A businessman entered the plane and found his seat next to a woman. After chatting about trivial matters for a brief time, the man propositioned her. “I’ll give you one million dollars if you sleep with me.” Offended by the offer, she adamantly refused, and their conversation abruptly ended.
Part way through the flight, the woman turned to him and said, “Would you really give me a million dollars to spend one night with you?”
“Of course,” the man replied.
The woman took a deep breath and said, “Ok, I’ll do it.”
They talked for a little while longer, getting to know each other. Towards the end of the flight, the man said, “I’d like to renegotiate our terms. I’d still like you to spend one night with me, but instead of a million dollars, I will offer you ten dollars.”
The woman became incensed. “Are you kidding me?” she said. “What kind of woman do you think I am?”
“We’ve already established what kind of woman you are,” he said. “We’re just re-negotiating the terms.”
It seems like just a short time ago, Brock Turner’s face lined the walls of social media. For a few weeks, the world was outraged at how this Stanford student brutally sexually assaulted a fellow student who laid unconscious on the ground. When we learned that the newspaper that reported the story touted his swimming records in the same article it depicted this monstrous crime, we, as a collective society, were pissed. And when Santa Clara County Superior Court Judge Aaron Persky sentenced Turner to a mere six months prison sentence because he was a good swimmer, we were going to remind everyone of the failings of our legal system. Together we cried, “How unjust to overlook a moral atrocity because the assailant was good at something. Hell no! Rape is rape.”
Just a few weeks ago, Brock’s mug surfaced again all over social media when we found out he got paroled a mere three months into his prison sentence. And once again, whatever fame Brock achieved in the swimming pool paled in comparison to his infamy on social media. He truly was the most despised man in America. It didn’t matter that he could swim really fast.
Let’s turn to Presidential candidate Donald Trump and a video that surfaced just a week ago. By now, everyone has seen it (or at least heard about it). It’s bad. In it, the Donald proudly touts his sexual escapades to Access Hollywood’s host Billy Bush, even admitting what would be considered sexual assault. There’s no shame. He seems quite proud to put his Trump-stamp all over women like he does with his buildings, planes, and red meat. Since then, more allegations of sexual aggravation have started to surface.

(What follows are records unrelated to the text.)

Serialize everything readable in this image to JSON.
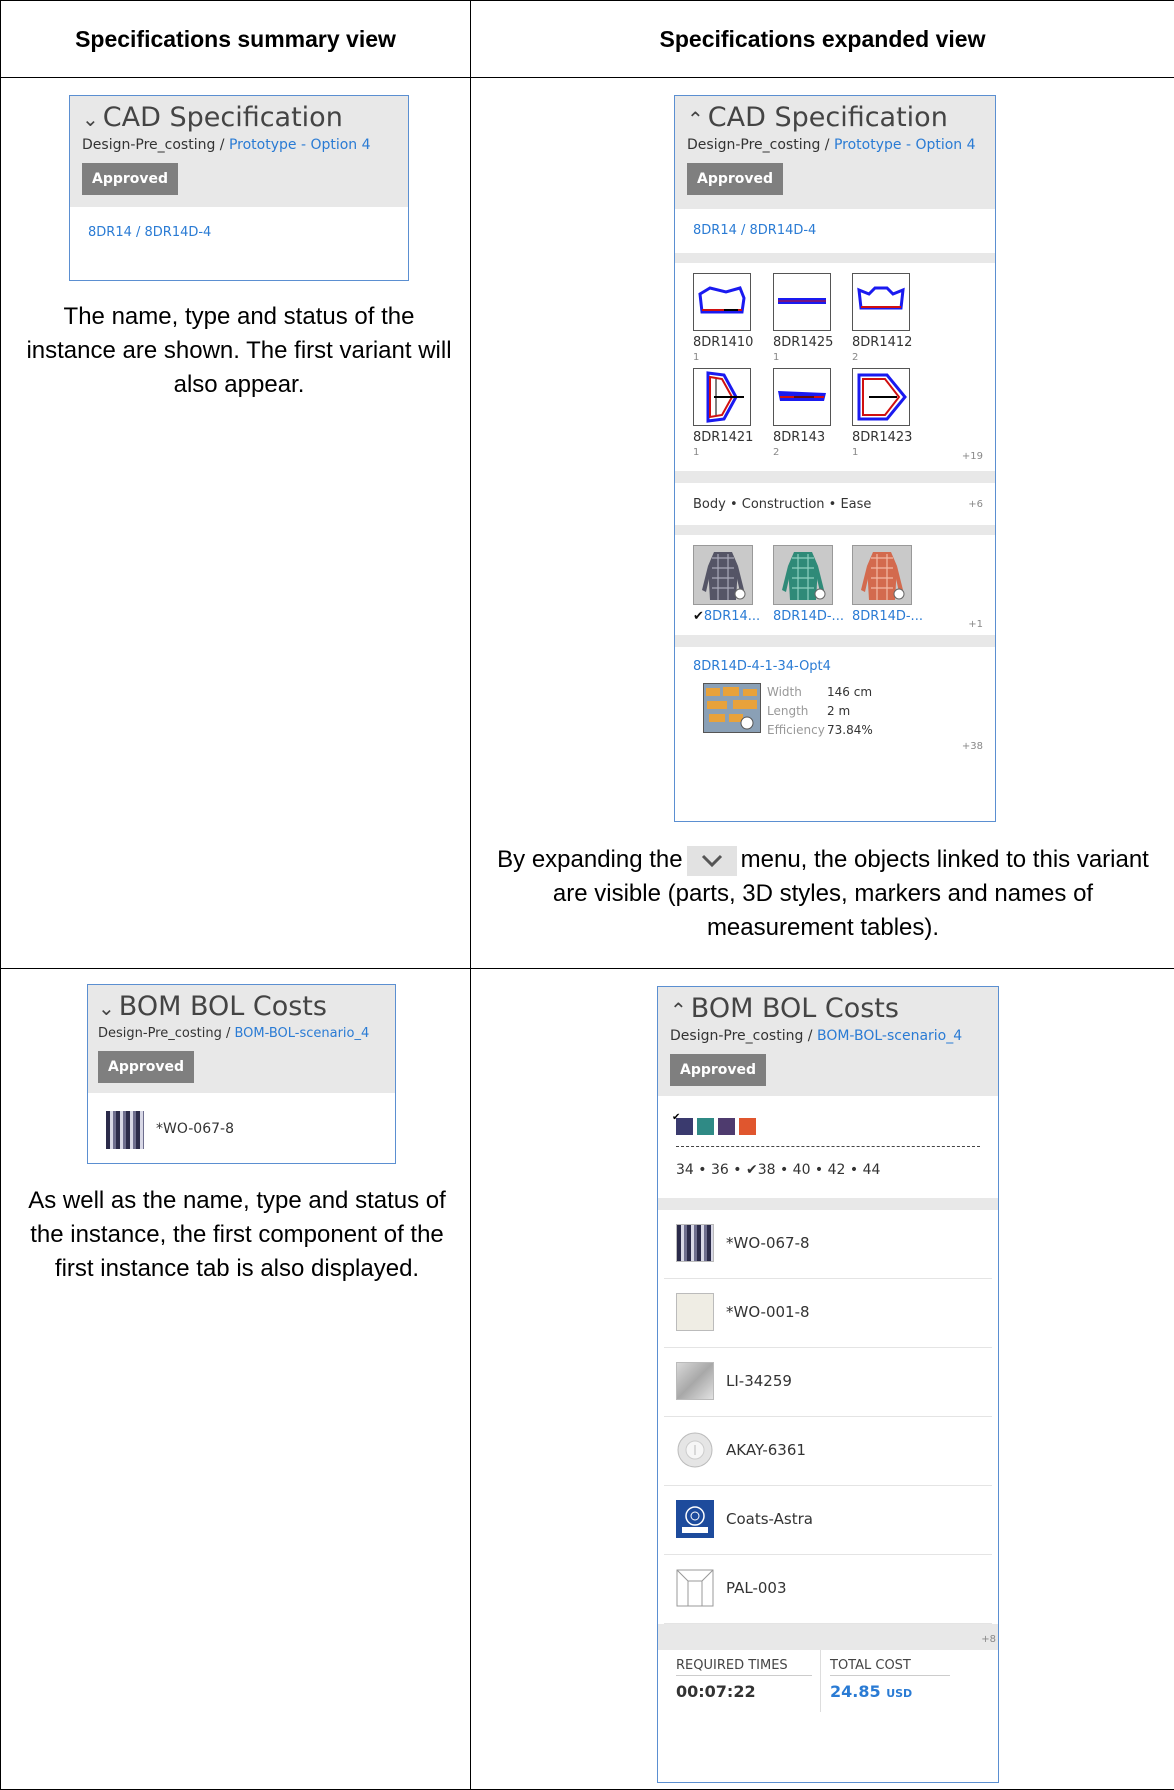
{
  "headers": {
    "left": "Specifications summary view",
    "right": "Specifications expanded view"
  },
  "cad_summary": {
    "chevron": "⌄",
    "title": "CAD Specification",
    "path_prefix": "Design-Pre_costing / ",
    "path_link": "Prototype - Option 4",
    "status": "Approved",
    "variant": "8DR14 / 8DR14D-4",
    "description": "The name, type and status of the instance are shown. The first variant will also appear."
  },
  "cad_expanded": {
    "chevron": "⌃",
    "title": "CAD Specification",
    "path_prefix": "Design-Pre_costing / ",
    "path_link": "Prototype - Option 4",
    "status": "Approved",
    "variant": "8DR14 / 8DR14D-4",
    "parts": [
      {
        "name": "8DR1410",
        "qty": "1"
      },
      {
        "name": "8DR1425",
        "qty": "1"
      },
      {
        "name": "8DR1412",
        "qty": "2"
      },
      {
        "name": "8DR1421",
        "qty": "1"
      },
      {
        "name": "8DR143",
        "qty": "2"
      },
      {
        "name": "8DR1423",
        "qty": "1"
      }
    ],
    "parts_more": "+19",
    "measurement_tables": "Body • Construction • Ease",
    "measurement_more": "+6",
    "styles": [
      {
        "name": "8DR14...",
        "color": "#5a5a68"
      },
      {
        "name": "8DR14D-...",
        "color": "#2f8a78"
      },
      {
        "name": "8DR14D-...",
        "color": "#d36a4e"
      }
    ],
    "styles_more": "+1",
    "marker": {
      "name": "8DR14D-4-1-34-Opt4",
      "width_label": "Width",
      "width_value": "146 cm",
      "length_label": "Length",
      "length_value": "2 m",
      "efficiency_label": "Efficiency",
      "efficiency_value": "73.84%"
    },
    "marker_more": "+38",
    "description_before": "By expanding the",
    "description_after": "menu, the objects linked to this variant are visible (parts, 3D styles, markers and names of measurement tables)."
  },
  "bom_summary": {
    "chevron": "⌄",
    "title": "BOM BOL Costs",
    "path_prefix": "Design-Pre_costing / ",
    "path_link": "BOM-BOL-scenario_4",
    "status": "Approved",
    "component": "*WO-067-8",
    "description": "As well as the name, type and status of the instance, the first component of the first instance tab is also displayed."
  },
  "bom_expanded": {
    "chevron": "⌃",
    "title": "BOM BOL Costs",
    "path_prefix": "Design-Pre_costing / ",
    "path_link": "BOM-BOL-scenario_4",
    "status": "Approved",
    "colors": [
      "#3a3a6e",
      "#2f8a85",
      "#4e3b6e",
      "#e0562e"
    ],
    "sizes_a": "34 • 36 •",
    "sizes_b": "38 • 40 • 42 • 44",
    "components": [
      "*WO-067-8",
      "*WO-001-8",
      "LI-34259",
      "AKAY-6361",
      "Coats-Astra",
      "PAL-003"
    ],
    "components_more": "+8",
    "required_times_label": "REQUIRED TIMES",
    "required_times_value": "00:07:22",
    "total_cost_label": "TOTAL COST",
    "total_cost_value": "24.85",
    "total_cost_currency": "USD"
  }
}
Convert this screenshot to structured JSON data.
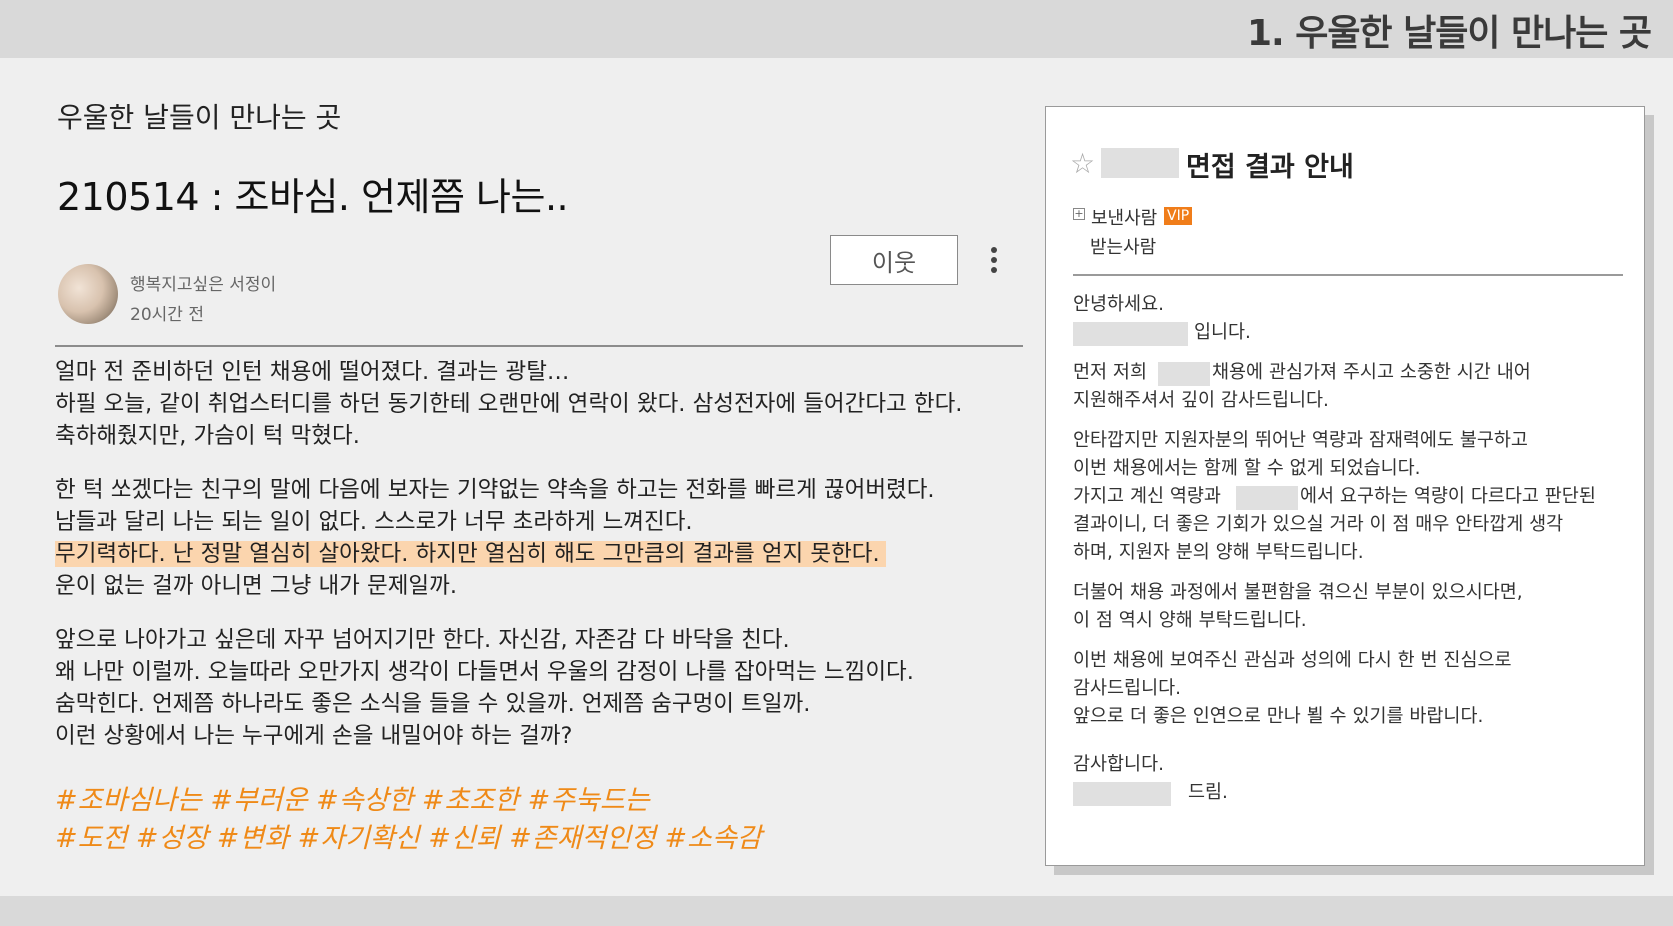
{
  "slide": {
    "title": "1. 우울한 날들이 만나는 곳"
  },
  "post": {
    "blog_name": "우울한 날들이 만나는 곳",
    "title": "210514 : 조바심. 언제쯤 나는..",
    "author": "행복지고싶은 서정이",
    "time": "20시간 전",
    "neighbor_label": "이웃",
    "paragraph1": [
      "얼마 전 준비하던 인턴 채용에 떨어졌다. 결과는 광탈…",
      "하필 오늘, 같이 취업스터디를 하던 동기한테 오랜만에 연락이 왔다. 삼성전자에 들어간다고 한다.",
      "축하해줬지만, 가슴이 턱 막혔다."
    ],
    "paragraph2": [
      "한 턱 쏘겠다는 친구의 말에 다음에 보자는 기약없는 약속을 하고는 전화를 빠르게 끊어버렸다.",
      "남들과 달리 나는 되는 일이 없다. 스스로가 너무 초라하게 느껴진다.",
      "무기력하다. 난 정말 열심히 살아왔다. 하지만 열심히 해도 그만큼의 결과를 얻지 못한다.",
      "운이 없는 걸까 아니면 그냥 내가 문제일까."
    ],
    "paragraph3": [
      "앞으로 나아가고 싶은데 자꾸 넘어지기만 한다. 자신감, 자존감 다 바닥을 친다.",
      "왜 나만 이럴까. 오늘따라 오만가지 생각이 다들면서 우울의 감정이 나를 잡아먹는 느낌이다.",
      "숨막힌다. 언제쯤 하나라도 좋은 소식을 들을 수 있을까. 언제쯤 숨구멍이 트일까.",
      "이런 상황에서 나는 누구에게 손을 내밀어야 하는 걸까?"
    ],
    "tags_line1": "#조바심나는 #부러운 #속상한 #초조한 #주눅드는",
    "tags_line2": "#도전 #성장 #변화 #자기확신 #신뢰 #존재적인정 #소속감",
    "highlight_color": "#fbd5ae",
    "tag_color": "#ef8a18"
  },
  "email": {
    "subject": "면접 결과 안내",
    "sender_label": "보낸사람",
    "vip_badge": "VIP",
    "receiver_label": "받는사람",
    "greeting": "안녕하세요.",
    "intro_suffix": "입니다.",
    "p1_prefix": "먼저 저희",
    "p1_suffix": "채용에 관심가져 주시고 소중한 시간 내어",
    "p1_line2": "지원해주셔서 깊이 감사드립니다.",
    "p2_line1": "안타깝지만 지원자분의 뛰어난 역량과 잠재력에도 불구하고",
    "p2_line2": "이번 채용에서는 함께 할 수 없게 되었습니다.",
    "p2_line3_prefix": "가지고 계신 역량과",
    "p2_line3_suffix": "에서 요구하는 역량이 다르다고 판단된",
    "p2_line4": "결과이니, 더 좋은 기회가 있으실 거라 이 점 매우 안타깝게 생각",
    "p2_line5": "하며, 지원자 분의 양해 부탁드립니다.",
    "p3_line1": "더불어 채용 과정에서 불편함을 겪으신 부분이 있으시다면,",
    "p3_line2": "이 점 역시 양해 부탁드립니다.",
    "p4_line1": "이번 채용에 보여주신 관심과 성의에 다시 한 번 진심으로",
    "p4_line2": "감사드립니다.",
    "p4_line3": "앞으로 더 좋은 인연으로 만나 뵐 수 있기를 바랍니다.",
    "closing": "감사합니다.",
    "sign_suffix": "드림.",
    "vip_color": "#f07d1a"
  }
}
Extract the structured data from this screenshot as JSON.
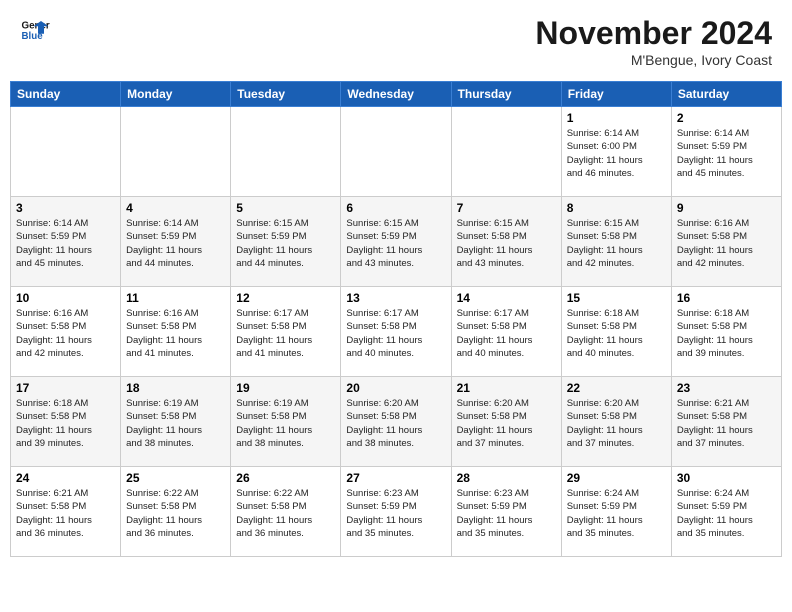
{
  "header": {
    "logo_line1": "General",
    "logo_line2": "Blue",
    "month": "November 2024",
    "location": "M'Bengue, Ivory Coast"
  },
  "days_of_week": [
    "Sunday",
    "Monday",
    "Tuesday",
    "Wednesday",
    "Thursday",
    "Friday",
    "Saturday"
  ],
  "weeks": [
    [
      {
        "day": "",
        "info": ""
      },
      {
        "day": "",
        "info": ""
      },
      {
        "day": "",
        "info": ""
      },
      {
        "day": "",
        "info": ""
      },
      {
        "day": "",
        "info": ""
      },
      {
        "day": "1",
        "info": "Sunrise: 6:14 AM\nSunset: 6:00 PM\nDaylight: 11 hours\nand 46 minutes."
      },
      {
        "day": "2",
        "info": "Sunrise: 6:14 AM\nSunset: 5:59 PM\nDaylight: 11 hours\nand 45 minutes."
      }
    ],
    [
      {
        "day": "3",
        "info": "Sunrise: 6:14 AM\nSunset: 5:59 PM\nDaylight: 11 hours\nand 45 minutes."
      },
      {
        "day": "4",
        "info": "Sunrise: 6:14 AM\nSunset: 5:59 PM\nDaylight: 11 hours\nand 44 minutes."
      },
      {
        "day": "5",
        "info": "Sunrise: 6:15 AM\nSunset: 5:59 PM\nDaylight: 11 hours\nand 44 minutes."
      },
      {
        "day": "6",
        "info": "Sunrise: 6:15 AM\nSunset: 5:59 PM\nDaylight: 11 hours\nand 43 minutes."
      },
      {
        "day": "7",
        "info": "Sunrise: 6:15 AM\nSunset: 5:58 PM\nDaylight: 11 hours\nand 43 minutes."
      },
      {
        "day": "8",
        "info": "Sunrise: 6:15 AM\nSunset: 5:58 PM\nDaylight: 11 hours\nand 42 minutes."
      },
      {
        "day": "9",
        "info": "Sunrise: 6:16 AM\nSunset: 5:58 PM\nDaylight: 11 hours\nand 42 minutes."
      }
    ],
    [
      {
        "day": "10",
        "info": "Sunrise: 6:16 AM\nSunset: 5:58 PM\nDaylight: 11 hours\nand 42 minutes."
      },
      {
        "day": "11",
        "info": "Sunrise: 6:16 AM\nSunset: 5:58 PM\nDaylight: 11 hours\nand 41 minutes."
      },
      {
        "day": "12",
        "info": "Sunrise: 6:17 AM\nSunset: 5:58 PM\nDaylight: 11 hours\nand 41 minutes."
      },
      {
        "day": "13",
        "info": "Sunrise: 6:17 AM\nSunset: 5:58 PM\nDaylight: 11 hours\nand 40 minutes."
      },
      {
        "day": "14",
        "info": "Sunrise: 6:17 AM\nSunset: 5:58 PM\nDaylight: 11 hours\nand 40 minutes."
      },
      {
        "day": "15",
        "info": "Sunrise: 6:18 AM\nSunset: 5:58 PM\nDaylight: 11 hours\nand 40 minutes."
      },
      {
        "day": "16",
        "info": "Sunrise: 6:18 AM\nSunset: 5:58 PM\nDaylight: 11 hours\nand 39 minutes."
      }
    ],
    [
      {
        "day": "17",
        "info": "Sunrise: 6:18 AM\nSunset: 5:58 PM\nDaylight: 11 hours\nand 39 minutes."
      },
      {
        "day": "18",
        "info": "Sunrise: 6:19 AM\nSunset: 5:58 PM\nDaylight: 11 hours\nand 38 minutes."
      },
      {
        "day": "19",
        "info": "Sunrise: 6:19 AM\nSunset: 5:58 PM\nDaylight: 11 hours\nand 38 minutes."
      },
      {
        "day": "20",
        "info": "Sunrise: 6:20 AM\nSunset: 5:58 PM\nDaylight: 11 hours\nand 38 minutes."
      },
      {
        "day": "21",
        "info": "Sunrise: 6:20 AM\nSunset: 5:58 PM\nDaylight: 11 hours\nand 37 minutes."
      },
      {
        "day": "22",
        "info": "Sunrise: 6:20 AM\nSunset: 5:58 PM\nDaylight: 11 hours\nand 37 minutes."
      },
      {
        "day": "23",
        "info": "Sunrise: 6:21 AM\nSunset: 5:58 PM\nDaylight: 11 hours\nand 37 minutes."
      }
    ],
    [
      {
        "day": "24",
        "info": "Sunrise: 6:21 AM\nSunset: 5:58 PM\nDaylight: 11 hours\nand 36 minutes."
      },
      {
        "day": "25",
        "info": "Sunrise: 6:22 AM\nSunset: 5:58 PM\nDaylight: 11 hours\nand 36 minutes."
      },
      {
        "day": "26",
        "info": "Sunrise: 6:22 AM\nSunset: 5:58 PM\nDaylight: 11 hours\nand 36 minutes."
      },
      {
        "day": "27",
        "info": "Sunrise: 6:23 AM\nSunset: 5:59 PM\nDaylight: 11 hours\nand 35 minutes."
      },
      {
        "day": "28",
        "info": "Sunrise: 6:23 AM\nSunset: 5:59 PM\nDaylight: 11 hours\nand 35 minutes."
      },
      {
        "day": "29",
        "info": "Sunrise: 6:24 AM\nSunset: 5:59 PM\nDaylight: 11 hours\nand 35 minutes."
      },
      {
        "day": "30",
        "info": "Sunrise: 6:24 AM\nSunset: 5:59 PM\nDaylight: 11 hours\nand 35 minutes."
      }
    ]
  ]
}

You’d expect Trump to meet an angry society like the one that lynched Brock Turner social-media style. You’d expect that once again America would resound, “How unjust to overlook a moral atrocity because the assailant was good at something. Hell no! Rape is rape.” But somehow many in our society have deviated. While a majority continues the chorus of justice, a loud faction has broken off into dissonant, illogical lyrics that makes the Bohemian Rhapsody seem sane. While Evangelical leaders like Jerry Falwell Jr. say, “Everyone’s a sinner,” others that support Trump’s presidency echo, “It’s just locker room talk.” Another section follows with, “It’s unfair that this video was leaked.” While wanna-be-politicians like Ben Carson dismiss the allegations because it seems like “convenient timing.” Then together they exclaim, “Whatever it takes to keep Hillary out of office! Hallelujah! Amen.”
When the stakes are high, we tend to suspend logic and resort to all sorts of justifications. Some students would never cheat on a quiz. But a high stakes test? A million dollars and we might be a little more understanding of why you became a prostitute for a night. Some may even call you an entrepreneur or doing what it takes to provide for the family. But Ten dollars? That just makes you a cheap, trashy hooker. However, logically speaking, the amount at stake doesn’t redefine the action or justify it, no matter how convinced you are that it does.
And so it should be with rape. If you assault a woman, it doesn’t matter if you’re a good swimmer, you should meet the wrath of America, especially when our justice system fails. But if you’re running for president on a major party ticket, especially against someone as despised as Hillary Clinton, certain factions of society might be willing to overlook your sexual deviance or at least come to your defense. If only Brock Turner were as good at politics as swimming and wore a red Speedo with an elephant on it. Maybe then society would be a little more understanding.
If I suggested that you let Brock Turner be the swim coach for your children, I’m pretty sure you’d say, “What kind of parent do you think I am?” Maybe you should deeply consider that before you elect Donald Trump to lead the Department of Education and the rest of the country. Do not let something high stakes blind your sense of morality, logic, and justice.